Task instructions:
Pick each line that has "this" out of the records.

▶

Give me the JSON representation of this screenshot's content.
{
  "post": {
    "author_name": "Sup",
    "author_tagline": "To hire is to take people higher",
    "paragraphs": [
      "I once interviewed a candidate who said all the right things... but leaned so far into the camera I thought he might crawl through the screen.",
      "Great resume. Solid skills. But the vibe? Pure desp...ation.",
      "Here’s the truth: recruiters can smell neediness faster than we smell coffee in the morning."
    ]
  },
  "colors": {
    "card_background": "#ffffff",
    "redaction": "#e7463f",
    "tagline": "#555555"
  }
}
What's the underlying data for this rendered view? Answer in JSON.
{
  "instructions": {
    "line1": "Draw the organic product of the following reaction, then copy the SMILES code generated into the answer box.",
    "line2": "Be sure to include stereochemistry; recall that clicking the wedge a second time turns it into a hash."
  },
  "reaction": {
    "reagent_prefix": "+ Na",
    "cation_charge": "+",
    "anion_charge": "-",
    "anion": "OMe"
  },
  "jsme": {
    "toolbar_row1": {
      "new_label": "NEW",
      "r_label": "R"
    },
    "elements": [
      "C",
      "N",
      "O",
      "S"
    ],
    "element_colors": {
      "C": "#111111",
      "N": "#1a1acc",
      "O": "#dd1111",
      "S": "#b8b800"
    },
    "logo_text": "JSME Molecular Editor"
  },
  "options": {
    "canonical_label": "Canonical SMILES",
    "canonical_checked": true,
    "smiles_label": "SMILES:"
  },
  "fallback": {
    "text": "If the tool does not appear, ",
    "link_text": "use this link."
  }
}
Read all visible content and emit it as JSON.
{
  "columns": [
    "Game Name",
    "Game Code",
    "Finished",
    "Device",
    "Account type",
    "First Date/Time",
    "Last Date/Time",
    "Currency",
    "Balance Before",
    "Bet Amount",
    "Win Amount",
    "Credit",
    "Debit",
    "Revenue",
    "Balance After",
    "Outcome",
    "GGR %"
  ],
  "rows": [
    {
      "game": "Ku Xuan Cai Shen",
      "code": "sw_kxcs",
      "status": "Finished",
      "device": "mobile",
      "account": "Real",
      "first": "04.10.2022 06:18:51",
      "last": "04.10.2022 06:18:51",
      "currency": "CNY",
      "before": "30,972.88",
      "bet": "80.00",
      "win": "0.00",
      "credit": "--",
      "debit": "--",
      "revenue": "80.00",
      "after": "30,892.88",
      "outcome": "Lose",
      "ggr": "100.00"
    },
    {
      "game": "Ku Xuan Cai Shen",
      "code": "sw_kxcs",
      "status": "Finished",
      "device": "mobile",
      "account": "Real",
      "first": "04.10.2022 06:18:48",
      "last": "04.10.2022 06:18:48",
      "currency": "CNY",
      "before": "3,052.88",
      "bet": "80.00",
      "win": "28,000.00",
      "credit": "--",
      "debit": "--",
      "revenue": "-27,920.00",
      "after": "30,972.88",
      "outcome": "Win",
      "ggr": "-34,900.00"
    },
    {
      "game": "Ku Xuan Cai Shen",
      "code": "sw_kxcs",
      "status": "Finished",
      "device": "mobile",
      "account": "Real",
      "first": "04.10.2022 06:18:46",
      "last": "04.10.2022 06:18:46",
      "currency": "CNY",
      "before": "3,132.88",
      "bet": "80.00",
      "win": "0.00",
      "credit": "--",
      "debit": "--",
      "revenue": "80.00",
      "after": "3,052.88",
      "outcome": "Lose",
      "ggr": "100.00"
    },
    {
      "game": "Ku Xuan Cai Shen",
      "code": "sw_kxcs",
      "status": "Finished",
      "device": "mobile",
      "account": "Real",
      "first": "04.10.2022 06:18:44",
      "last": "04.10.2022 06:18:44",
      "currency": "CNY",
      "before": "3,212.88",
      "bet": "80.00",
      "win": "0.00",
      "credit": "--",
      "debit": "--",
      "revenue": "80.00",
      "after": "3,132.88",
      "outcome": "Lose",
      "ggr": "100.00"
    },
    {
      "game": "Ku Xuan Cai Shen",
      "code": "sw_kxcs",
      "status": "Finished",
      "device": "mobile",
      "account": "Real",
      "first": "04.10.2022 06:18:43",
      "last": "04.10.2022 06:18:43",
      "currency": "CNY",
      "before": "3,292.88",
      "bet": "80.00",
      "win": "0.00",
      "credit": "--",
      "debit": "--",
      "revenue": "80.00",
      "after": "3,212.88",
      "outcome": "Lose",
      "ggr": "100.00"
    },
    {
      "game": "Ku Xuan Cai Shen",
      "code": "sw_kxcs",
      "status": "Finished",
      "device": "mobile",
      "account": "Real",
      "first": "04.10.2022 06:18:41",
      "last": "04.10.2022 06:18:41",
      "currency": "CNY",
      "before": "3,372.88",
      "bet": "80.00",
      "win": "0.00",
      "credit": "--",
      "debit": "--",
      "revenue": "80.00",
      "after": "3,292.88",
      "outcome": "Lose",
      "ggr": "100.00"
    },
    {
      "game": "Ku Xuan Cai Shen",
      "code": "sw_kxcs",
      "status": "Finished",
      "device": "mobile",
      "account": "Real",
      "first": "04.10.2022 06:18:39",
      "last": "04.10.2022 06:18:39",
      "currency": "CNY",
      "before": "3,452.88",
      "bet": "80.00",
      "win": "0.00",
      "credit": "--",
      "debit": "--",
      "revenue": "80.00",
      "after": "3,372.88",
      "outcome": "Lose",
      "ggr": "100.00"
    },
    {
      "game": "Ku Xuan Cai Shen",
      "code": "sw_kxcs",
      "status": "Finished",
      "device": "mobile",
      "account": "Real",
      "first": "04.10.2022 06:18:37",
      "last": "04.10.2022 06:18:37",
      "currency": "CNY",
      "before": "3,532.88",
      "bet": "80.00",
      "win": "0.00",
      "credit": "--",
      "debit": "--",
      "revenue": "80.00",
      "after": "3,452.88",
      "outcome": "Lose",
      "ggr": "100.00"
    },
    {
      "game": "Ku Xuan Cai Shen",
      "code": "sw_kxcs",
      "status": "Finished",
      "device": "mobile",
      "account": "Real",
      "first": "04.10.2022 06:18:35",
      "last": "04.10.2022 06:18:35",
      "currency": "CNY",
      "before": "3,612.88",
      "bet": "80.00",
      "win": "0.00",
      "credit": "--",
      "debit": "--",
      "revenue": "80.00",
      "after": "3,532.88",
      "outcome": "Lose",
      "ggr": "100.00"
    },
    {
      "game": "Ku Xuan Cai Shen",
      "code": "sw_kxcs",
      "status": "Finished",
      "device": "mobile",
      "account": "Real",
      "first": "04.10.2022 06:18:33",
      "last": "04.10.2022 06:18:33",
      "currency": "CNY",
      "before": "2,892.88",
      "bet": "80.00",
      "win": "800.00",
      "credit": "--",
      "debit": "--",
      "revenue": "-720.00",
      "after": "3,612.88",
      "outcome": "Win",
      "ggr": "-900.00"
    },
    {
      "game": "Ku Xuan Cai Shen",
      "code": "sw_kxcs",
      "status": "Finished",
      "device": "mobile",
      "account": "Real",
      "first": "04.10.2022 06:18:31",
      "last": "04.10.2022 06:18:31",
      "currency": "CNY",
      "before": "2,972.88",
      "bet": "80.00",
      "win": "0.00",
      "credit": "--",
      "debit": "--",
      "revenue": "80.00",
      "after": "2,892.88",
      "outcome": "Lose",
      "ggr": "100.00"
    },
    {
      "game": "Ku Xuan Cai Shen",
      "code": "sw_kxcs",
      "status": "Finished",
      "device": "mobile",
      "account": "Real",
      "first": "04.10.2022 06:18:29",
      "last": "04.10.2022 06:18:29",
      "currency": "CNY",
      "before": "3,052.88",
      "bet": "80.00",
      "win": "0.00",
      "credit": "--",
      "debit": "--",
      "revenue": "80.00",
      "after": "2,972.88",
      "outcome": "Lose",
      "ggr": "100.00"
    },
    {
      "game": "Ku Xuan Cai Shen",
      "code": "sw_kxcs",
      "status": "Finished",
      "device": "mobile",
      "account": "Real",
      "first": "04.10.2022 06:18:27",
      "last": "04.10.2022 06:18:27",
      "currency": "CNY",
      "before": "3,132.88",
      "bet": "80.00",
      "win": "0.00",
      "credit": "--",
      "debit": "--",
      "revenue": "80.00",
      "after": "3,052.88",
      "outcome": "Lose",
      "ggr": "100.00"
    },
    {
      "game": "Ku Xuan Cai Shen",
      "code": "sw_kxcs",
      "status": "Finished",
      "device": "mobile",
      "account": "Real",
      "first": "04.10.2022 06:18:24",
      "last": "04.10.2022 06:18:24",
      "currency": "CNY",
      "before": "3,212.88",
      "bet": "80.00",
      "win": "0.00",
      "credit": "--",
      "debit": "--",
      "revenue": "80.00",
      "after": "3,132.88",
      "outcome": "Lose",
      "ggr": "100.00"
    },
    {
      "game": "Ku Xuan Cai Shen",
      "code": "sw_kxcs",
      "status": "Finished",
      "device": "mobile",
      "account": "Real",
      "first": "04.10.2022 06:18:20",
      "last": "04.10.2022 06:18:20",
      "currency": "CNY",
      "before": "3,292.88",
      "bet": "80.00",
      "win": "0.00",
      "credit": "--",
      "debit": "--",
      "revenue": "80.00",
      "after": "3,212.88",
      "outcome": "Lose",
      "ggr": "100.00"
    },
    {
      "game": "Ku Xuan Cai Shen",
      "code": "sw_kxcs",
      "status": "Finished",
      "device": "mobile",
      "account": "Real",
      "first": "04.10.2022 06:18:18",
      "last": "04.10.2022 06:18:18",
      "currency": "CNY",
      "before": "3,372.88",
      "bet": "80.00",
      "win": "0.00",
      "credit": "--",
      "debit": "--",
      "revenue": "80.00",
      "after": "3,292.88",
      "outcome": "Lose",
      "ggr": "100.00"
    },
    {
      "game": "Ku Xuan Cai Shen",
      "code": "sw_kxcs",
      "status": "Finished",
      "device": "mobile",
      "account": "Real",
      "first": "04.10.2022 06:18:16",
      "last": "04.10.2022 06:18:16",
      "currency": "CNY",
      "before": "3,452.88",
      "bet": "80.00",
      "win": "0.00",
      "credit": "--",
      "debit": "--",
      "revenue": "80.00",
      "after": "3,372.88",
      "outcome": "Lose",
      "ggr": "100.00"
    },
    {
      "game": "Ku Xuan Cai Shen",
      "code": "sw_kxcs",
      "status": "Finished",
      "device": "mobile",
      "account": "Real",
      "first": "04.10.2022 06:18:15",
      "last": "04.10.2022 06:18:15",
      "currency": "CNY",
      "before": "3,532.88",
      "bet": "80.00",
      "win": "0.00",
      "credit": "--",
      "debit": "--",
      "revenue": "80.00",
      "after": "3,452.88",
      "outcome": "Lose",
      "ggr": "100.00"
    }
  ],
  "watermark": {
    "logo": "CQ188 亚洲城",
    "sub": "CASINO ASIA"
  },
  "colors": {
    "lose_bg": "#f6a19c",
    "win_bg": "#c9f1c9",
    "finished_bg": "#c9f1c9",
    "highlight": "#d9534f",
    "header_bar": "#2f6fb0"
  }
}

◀

Task answer:
Give me the JSON representation of this screenshot's content.
What's the underlying data for this rendered view? Answer in JSON.
    "link_text": "use this link."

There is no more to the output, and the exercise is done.